PROBLEM REQUIREMENTS: Below are some records. Pull every line that contains the word "color".

Dataset rows for apps and sites:
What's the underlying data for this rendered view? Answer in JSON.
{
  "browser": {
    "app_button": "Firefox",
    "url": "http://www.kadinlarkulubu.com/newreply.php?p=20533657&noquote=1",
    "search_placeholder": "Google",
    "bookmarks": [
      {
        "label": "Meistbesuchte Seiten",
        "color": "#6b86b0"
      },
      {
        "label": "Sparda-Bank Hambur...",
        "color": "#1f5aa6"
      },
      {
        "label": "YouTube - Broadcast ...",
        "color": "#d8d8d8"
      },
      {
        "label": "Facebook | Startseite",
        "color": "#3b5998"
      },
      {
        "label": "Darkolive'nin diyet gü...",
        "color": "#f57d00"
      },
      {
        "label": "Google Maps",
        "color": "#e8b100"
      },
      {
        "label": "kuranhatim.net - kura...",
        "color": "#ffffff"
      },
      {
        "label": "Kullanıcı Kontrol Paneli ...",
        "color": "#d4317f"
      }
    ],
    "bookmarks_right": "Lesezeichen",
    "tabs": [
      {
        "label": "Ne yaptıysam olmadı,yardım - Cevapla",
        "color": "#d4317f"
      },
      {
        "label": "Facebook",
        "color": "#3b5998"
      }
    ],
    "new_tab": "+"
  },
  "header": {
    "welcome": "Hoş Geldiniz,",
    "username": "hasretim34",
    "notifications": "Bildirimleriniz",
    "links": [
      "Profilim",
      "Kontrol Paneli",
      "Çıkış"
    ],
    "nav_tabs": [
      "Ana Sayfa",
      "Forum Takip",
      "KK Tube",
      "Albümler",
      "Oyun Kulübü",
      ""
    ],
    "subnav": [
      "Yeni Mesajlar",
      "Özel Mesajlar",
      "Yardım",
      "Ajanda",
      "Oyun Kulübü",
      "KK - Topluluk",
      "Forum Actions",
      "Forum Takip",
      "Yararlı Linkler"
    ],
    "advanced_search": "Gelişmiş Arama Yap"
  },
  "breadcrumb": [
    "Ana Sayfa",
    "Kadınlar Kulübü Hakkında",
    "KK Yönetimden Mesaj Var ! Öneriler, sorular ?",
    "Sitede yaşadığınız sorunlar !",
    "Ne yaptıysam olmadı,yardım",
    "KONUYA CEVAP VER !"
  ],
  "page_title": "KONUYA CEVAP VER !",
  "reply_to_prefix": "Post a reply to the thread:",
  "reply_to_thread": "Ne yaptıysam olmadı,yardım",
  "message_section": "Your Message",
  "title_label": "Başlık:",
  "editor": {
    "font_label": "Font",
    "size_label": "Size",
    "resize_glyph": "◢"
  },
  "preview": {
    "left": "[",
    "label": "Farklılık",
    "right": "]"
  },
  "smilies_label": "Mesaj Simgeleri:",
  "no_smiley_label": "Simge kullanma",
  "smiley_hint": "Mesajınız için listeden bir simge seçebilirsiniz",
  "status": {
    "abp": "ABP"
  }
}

RESULT FOR THIS EXERCISE:
        "color": "#6b86b0"
        "color": "#1f5aa6"
        "color": "#d8d8d8"
        "color": "#3b5998"
        "color": "#f57d00"
        "color": "#e8b100"
        "color": "#ffffff"
        "color": "#d4317f"
        "color": "#d4317f"
        "color": "#3b5998"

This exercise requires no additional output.